Marcia has been a yoga student since age 16, but has “only been teaching it about 12 years.” She teaches LifeForce Yoga, a style that deals with anxiety, depression, chronic pain and PTSD. I knew through the yoga-teacher grapevine that Marcia recently had rotator cuff surgery. I planned to ask her one random, revealing question but first we talked about her injury. The surgery was her last resort after a year of pain and trying many alternative/Eastern medicines. She said, “This injury has been humiliating, humbling and debilitating.” Here’s our talk starting in the middle.
You mentioned that you’ve been doing internal work about your injury and the psychology behind it?
Yes, I have a really hard time believing that something is just gonna be physical without it being emotional. I started doing my inner processing (journaling, writing) and I got down to a lot of what this is. And I used another progressive therapist and within one session she nailed it.
And what is “it”?
Well, Myriam [Baker of BodyTalk San Diego] thought it was grieving about work, because I left teaching. But that is not it. I was real clear. I loved the kids and I loved what I did, but I was very ready to get out of the public school system.

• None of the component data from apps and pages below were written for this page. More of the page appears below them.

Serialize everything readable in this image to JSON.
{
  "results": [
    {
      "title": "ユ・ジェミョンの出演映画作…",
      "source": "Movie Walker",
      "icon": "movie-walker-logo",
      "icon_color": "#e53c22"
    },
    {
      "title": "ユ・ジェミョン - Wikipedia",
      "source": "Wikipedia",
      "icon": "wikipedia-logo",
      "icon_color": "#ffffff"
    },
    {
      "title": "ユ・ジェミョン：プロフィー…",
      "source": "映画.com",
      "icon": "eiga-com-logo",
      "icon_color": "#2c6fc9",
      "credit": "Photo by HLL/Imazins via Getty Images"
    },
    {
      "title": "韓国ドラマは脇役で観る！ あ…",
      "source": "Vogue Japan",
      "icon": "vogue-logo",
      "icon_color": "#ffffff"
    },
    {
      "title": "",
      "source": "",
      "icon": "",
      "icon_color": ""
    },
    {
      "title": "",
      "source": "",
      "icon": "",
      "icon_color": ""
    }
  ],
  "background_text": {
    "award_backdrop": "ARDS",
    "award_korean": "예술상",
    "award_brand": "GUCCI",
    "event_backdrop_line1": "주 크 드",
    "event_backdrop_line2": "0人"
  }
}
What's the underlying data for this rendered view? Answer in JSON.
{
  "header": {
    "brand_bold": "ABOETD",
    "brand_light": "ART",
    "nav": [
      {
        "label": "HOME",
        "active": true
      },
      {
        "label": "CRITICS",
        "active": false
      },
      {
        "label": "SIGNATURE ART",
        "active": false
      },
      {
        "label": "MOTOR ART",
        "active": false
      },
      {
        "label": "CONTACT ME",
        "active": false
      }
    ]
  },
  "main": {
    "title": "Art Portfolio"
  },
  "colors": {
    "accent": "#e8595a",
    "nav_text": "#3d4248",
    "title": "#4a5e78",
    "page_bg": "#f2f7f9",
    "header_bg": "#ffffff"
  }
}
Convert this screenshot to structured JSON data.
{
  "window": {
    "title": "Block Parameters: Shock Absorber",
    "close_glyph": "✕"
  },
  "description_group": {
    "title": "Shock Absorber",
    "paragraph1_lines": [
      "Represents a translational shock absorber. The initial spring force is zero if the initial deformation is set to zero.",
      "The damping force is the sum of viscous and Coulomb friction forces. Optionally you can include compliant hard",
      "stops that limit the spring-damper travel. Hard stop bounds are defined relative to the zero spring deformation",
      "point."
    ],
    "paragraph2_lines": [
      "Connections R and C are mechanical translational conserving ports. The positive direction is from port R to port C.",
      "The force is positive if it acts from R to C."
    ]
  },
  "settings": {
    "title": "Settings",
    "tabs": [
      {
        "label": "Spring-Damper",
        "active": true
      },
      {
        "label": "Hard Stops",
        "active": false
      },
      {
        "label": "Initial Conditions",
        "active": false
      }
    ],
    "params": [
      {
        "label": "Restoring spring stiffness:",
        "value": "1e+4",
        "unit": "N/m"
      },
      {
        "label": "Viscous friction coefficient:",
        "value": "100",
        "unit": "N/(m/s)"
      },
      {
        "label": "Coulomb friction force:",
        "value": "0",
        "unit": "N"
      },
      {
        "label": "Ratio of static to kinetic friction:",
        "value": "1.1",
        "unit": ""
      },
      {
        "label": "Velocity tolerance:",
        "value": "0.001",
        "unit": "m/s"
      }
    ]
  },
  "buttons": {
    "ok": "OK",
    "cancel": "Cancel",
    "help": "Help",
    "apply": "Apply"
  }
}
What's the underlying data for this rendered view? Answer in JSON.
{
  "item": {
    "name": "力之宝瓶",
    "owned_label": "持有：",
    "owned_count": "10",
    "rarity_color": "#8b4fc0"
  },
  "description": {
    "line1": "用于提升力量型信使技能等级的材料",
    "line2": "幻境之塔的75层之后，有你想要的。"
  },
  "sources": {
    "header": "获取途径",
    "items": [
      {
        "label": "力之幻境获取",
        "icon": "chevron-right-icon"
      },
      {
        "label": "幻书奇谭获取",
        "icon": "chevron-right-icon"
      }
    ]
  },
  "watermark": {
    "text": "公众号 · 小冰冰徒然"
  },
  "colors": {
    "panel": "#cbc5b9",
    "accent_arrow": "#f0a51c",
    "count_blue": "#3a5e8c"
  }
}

Really it’s that I’ve had a lot of life experience. I need to let go and not be so hard on myself. I’ve had a lot of people who have been really close to me die. And now they’re in another world and sometimes it’s a little rough. In the type work I was doing before (teaching high school English, body-work clients and teaching yoga, and I‘m a full-time dog mother,) I was really busy. Basically I didn’t take time out from life to grieve, to grieve the people that had died and other losses in my life, like loss of a lifestyle. I’ve made some crazy, bad choices in life, like I’ve been married three times.
When was the last time you cried? What were the circumstances?
The last time I cried happened to have been a night or two ago. My mom sent me a YouTube video of a violinist playing Frank Sinatra’s “My Way.” And I broke down and cried. Music touches my soul. My mom used to play violin in the symphony in the Berkshires. If anyone ever wants to get to me, it’s through music.
This song just brought up everything because that’s basically my life. I’ve been doing it my way. Everyone else is still back on the East Coast and I’m out here. I’ve always been a little bit of a free spirit in terms of ways of thinking and being. So it was a flood from childhood all the way up through now.
My mom is 86, lives in Connecticut and has Parkinson’s, and music is a beautiful connection that I have with her. When I was little, she would practice violin and I would go under the bed and cry. Later on in life I realized that violin is so connected to the heart. I’d go under the bed because of the high notes (laughs.) I’m more of a drum-lover than the high notes. She also sent me Frank Sinatra playing “Both Sides, Now.” I used to work in Lake Tahoe and I was there when John Denver and Frank Sinatra gave the employees (I was one) a show that was just for us. Frank Sinatra came out with a glass of scotch and there was John Denver with a glass of milk and the two of them got along great. And the YouTube brought up all kinds of different stuff. I was 22 then, when the song came out. At the beginning of life. And now I’m at the last stages. The count-down. The last quarter. So I think back to the first quarter and look at my dreams, see what has come about and what hasn’t, what has materialized and what did I give up on. It’s a time of reflection.